*Exercise directions*
Say how many lines in the material below contain the word "JSON", giving the number alone.

.....

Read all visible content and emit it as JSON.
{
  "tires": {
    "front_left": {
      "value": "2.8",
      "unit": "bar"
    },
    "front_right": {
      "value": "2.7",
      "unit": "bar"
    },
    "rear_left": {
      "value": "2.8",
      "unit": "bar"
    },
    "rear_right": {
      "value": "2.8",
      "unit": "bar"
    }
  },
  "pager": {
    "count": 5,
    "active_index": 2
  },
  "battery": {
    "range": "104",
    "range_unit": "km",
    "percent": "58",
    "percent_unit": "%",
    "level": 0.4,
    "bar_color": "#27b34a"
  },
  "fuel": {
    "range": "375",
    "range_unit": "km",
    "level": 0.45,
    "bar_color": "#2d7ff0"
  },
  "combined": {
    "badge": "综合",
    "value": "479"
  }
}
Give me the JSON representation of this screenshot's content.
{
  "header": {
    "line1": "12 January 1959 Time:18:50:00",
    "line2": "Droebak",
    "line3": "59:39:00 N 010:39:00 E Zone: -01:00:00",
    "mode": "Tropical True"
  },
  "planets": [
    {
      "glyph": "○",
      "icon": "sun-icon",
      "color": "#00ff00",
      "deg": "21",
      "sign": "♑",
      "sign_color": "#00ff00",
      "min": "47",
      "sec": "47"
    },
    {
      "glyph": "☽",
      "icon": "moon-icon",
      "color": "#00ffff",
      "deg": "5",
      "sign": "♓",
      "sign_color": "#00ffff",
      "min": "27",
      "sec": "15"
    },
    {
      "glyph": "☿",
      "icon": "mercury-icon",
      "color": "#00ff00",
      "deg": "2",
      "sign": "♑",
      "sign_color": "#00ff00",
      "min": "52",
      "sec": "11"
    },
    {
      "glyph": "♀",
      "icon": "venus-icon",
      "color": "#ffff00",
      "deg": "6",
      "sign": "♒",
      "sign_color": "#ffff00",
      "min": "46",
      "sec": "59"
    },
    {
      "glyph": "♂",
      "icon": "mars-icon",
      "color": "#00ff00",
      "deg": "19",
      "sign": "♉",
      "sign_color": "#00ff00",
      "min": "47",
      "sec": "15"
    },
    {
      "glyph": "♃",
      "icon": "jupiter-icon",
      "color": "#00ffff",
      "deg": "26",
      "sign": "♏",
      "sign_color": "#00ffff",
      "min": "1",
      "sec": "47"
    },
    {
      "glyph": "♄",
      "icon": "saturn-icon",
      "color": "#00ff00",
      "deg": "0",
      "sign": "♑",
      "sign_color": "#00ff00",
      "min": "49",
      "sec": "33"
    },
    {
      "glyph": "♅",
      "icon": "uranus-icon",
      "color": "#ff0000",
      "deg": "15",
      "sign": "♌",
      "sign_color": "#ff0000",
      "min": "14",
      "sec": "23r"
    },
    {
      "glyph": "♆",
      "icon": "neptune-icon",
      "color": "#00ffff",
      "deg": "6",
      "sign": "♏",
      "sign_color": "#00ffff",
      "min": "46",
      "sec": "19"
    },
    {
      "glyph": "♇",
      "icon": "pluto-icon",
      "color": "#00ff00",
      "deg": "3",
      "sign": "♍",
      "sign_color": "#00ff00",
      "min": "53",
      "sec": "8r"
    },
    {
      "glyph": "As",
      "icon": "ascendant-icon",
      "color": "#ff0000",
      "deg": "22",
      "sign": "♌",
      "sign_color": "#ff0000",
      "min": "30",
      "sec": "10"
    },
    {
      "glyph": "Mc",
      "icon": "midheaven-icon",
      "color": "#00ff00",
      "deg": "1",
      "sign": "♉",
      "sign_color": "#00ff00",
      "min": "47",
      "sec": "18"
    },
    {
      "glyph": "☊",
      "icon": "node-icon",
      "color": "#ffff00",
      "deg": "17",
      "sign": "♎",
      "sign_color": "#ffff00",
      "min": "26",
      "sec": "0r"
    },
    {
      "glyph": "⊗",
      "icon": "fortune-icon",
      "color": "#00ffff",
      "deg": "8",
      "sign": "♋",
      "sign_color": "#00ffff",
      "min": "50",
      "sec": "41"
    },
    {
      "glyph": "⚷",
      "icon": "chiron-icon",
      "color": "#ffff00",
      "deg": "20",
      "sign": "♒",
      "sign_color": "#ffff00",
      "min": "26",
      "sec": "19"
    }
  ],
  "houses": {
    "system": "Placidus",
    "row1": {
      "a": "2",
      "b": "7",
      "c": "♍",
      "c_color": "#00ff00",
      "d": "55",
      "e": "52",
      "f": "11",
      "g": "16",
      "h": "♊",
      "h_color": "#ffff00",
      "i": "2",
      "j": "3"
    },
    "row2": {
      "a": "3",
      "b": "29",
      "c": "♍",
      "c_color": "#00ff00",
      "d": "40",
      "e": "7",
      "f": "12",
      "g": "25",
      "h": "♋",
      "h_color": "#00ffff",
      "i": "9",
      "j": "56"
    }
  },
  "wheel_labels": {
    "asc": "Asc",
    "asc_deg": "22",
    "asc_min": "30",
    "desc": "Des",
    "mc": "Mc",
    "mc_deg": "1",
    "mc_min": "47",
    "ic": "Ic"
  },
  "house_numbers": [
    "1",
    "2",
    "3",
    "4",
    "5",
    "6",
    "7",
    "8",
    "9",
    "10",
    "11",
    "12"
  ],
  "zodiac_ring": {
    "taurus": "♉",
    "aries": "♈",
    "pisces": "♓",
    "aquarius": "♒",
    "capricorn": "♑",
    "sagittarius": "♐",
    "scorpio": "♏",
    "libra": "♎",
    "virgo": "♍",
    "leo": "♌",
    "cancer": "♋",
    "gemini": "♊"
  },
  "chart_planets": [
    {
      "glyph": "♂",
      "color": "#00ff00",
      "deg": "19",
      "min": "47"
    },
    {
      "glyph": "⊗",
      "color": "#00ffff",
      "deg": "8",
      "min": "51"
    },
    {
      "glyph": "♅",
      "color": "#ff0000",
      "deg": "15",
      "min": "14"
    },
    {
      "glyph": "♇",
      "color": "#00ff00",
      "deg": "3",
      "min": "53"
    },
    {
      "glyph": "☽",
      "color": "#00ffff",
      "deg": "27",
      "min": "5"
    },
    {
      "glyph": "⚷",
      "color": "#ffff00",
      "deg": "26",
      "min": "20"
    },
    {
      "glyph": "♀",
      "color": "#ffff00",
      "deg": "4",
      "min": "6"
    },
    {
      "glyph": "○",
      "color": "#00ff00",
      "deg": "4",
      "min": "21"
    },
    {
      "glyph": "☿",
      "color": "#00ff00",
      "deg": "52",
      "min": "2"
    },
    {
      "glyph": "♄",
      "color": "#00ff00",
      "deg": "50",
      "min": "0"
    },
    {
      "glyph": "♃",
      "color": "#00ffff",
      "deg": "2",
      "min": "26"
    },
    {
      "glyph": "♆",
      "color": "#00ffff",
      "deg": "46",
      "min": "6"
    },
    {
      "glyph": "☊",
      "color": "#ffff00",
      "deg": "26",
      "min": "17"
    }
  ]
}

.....

*Completed task*
2